San Francisco, California. Fifty hills surrounded by the cold waters of the ocean and the bay. City of rebellion and revolution. Smothered by fog daily.
This is the place where Jacob Gavel grew up, the place he ran away from at twenty, and the place he never thought he’d come back to.
The city’s in the middle of its second financial renaissance. A century and a half earlier, gold nuggets. In the year 2000, silicon microchips. The dot-com boom created hundreds of new companies, swollen with capital and potential, profitable only in theory, run by young professionals with a lot of disposable income.
After Jacob, a fledgling sculptor, leaves a failed marriage and flees New York City, he returns home, welcomed by his mentally ill mother, subordinate father, and successful sister. As he settles in, he discovers a family secret. He had a twin brother who died in the womb right next to him. When the shock wears off, his reality becomes clear.

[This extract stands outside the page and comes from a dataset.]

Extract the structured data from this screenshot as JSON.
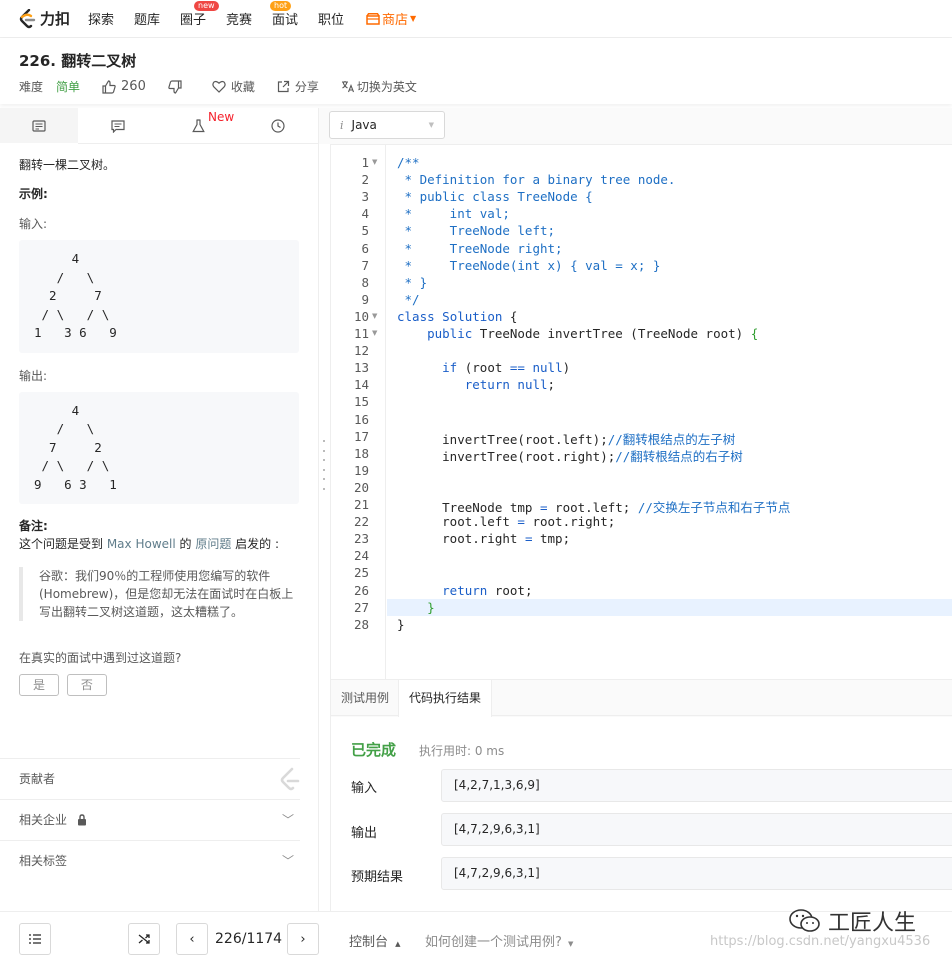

He’s alone, broke, and unemployed. In an attempt to rebuild his life, he takes a low-paying job as a mental health case manager, but with all the tech money flooding the city, his childhood friend, Paul, has a better idea.

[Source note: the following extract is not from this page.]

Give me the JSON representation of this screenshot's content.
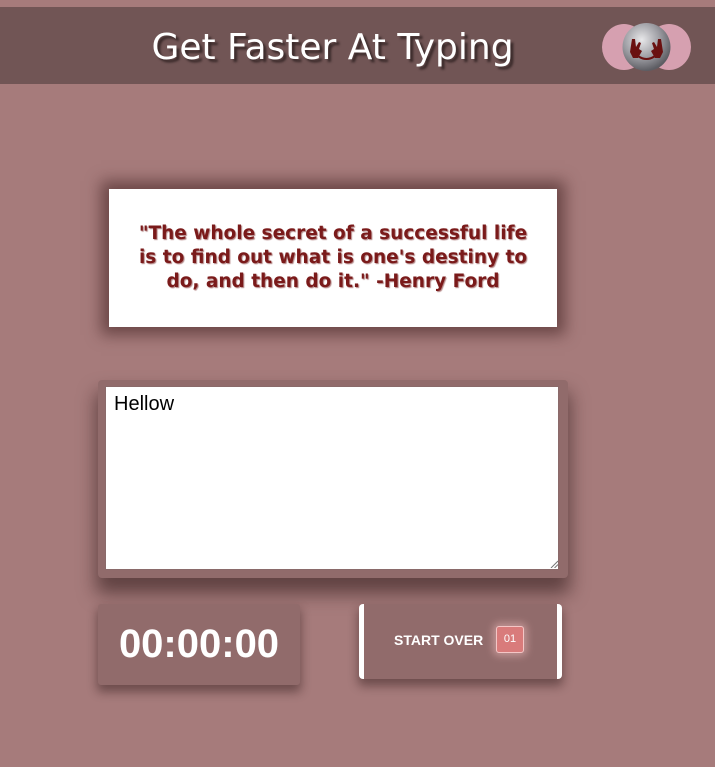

His fresh start spoils. Events trigger his dreams, and his dreams resurrect childhood memories, propelling him forward on a sleep-deprived, speed-fueled mission to find recognition, love, and revenge.